**Task directions:** Please copy out each line of the entries in which "Information" appears.
▼
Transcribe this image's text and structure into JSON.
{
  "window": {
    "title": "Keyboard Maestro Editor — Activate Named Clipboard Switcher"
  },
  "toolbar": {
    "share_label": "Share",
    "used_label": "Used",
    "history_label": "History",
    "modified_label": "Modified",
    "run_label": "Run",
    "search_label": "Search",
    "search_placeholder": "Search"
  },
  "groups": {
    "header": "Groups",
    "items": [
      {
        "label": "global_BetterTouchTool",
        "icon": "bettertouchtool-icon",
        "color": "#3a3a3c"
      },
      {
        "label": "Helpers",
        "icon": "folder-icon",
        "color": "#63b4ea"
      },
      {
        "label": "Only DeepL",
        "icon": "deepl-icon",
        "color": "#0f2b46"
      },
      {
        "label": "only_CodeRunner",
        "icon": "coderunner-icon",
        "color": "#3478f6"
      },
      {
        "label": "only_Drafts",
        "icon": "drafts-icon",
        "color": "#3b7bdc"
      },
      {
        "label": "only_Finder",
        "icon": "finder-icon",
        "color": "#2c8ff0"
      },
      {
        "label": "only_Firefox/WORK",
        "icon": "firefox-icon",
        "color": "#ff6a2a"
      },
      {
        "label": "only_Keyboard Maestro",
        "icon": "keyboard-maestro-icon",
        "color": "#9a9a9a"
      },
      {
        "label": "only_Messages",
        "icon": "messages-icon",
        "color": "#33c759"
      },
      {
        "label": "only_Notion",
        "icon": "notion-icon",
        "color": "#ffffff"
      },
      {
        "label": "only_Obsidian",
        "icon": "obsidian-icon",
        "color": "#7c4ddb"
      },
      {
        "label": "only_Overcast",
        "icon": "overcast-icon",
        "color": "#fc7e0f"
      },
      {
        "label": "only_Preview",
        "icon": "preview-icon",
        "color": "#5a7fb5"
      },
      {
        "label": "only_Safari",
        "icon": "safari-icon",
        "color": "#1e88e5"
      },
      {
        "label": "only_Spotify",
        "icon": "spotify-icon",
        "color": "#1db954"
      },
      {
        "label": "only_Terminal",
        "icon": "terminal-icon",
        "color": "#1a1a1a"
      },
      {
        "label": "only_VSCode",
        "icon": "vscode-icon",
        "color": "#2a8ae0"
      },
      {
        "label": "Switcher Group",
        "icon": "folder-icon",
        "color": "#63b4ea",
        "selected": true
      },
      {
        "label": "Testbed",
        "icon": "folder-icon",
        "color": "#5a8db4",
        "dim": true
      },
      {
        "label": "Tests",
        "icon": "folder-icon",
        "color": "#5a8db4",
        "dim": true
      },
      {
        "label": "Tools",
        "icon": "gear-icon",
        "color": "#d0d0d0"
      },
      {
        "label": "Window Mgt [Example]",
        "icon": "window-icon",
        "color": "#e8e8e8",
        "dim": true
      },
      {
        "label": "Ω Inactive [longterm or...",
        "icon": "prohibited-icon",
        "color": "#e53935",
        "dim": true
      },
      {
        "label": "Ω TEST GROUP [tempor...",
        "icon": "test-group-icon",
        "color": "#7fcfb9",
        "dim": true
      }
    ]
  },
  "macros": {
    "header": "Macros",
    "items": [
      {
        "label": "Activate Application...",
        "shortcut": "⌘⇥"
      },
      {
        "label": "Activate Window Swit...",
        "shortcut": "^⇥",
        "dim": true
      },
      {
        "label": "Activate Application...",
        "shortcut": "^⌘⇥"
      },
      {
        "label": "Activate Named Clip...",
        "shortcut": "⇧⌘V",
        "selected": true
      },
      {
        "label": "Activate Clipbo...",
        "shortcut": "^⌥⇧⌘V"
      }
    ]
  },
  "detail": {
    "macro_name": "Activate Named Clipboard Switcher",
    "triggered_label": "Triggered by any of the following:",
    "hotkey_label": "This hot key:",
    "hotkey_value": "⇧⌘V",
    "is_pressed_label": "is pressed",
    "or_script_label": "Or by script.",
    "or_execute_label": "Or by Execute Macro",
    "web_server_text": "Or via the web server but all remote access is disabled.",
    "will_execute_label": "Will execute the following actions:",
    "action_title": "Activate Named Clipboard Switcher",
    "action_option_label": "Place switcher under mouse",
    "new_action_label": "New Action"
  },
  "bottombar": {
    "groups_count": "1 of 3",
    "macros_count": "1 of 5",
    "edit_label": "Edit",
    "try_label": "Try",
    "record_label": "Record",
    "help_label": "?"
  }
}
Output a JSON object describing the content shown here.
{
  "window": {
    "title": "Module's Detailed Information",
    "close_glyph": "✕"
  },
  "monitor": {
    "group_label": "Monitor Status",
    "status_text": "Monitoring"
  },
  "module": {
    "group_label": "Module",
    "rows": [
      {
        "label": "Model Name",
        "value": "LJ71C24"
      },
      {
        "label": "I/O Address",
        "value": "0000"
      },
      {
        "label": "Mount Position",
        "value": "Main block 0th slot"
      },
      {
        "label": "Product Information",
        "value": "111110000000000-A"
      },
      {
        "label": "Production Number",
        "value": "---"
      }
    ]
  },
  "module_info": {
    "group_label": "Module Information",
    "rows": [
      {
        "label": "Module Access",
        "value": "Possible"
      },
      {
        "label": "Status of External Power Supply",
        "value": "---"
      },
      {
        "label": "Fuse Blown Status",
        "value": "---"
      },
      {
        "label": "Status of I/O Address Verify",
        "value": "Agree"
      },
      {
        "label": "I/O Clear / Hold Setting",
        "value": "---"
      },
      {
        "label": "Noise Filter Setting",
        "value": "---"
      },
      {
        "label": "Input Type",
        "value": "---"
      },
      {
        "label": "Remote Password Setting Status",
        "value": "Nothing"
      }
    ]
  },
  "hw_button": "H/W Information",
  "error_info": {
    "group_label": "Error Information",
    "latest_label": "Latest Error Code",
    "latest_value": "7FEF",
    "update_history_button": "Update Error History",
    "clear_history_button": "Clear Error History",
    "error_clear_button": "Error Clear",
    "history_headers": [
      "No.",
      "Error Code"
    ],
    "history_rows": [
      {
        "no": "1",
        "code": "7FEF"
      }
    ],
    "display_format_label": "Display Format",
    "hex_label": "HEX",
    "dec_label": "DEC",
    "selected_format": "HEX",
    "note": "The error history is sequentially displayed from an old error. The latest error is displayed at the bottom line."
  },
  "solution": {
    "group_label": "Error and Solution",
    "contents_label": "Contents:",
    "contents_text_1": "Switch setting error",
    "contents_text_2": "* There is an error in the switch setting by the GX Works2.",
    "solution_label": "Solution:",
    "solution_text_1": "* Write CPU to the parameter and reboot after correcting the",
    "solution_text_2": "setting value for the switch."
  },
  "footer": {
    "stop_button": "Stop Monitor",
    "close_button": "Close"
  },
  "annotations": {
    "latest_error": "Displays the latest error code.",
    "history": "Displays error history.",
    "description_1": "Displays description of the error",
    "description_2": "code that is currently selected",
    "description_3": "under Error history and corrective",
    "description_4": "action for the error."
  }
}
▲
**Response area:**
    "title": "Module's Detailed Information",
        "label": "Product Information",
    "group_label": "Module Information",
  "hw_button": "H/W Information",
    "group_label": "Error Information",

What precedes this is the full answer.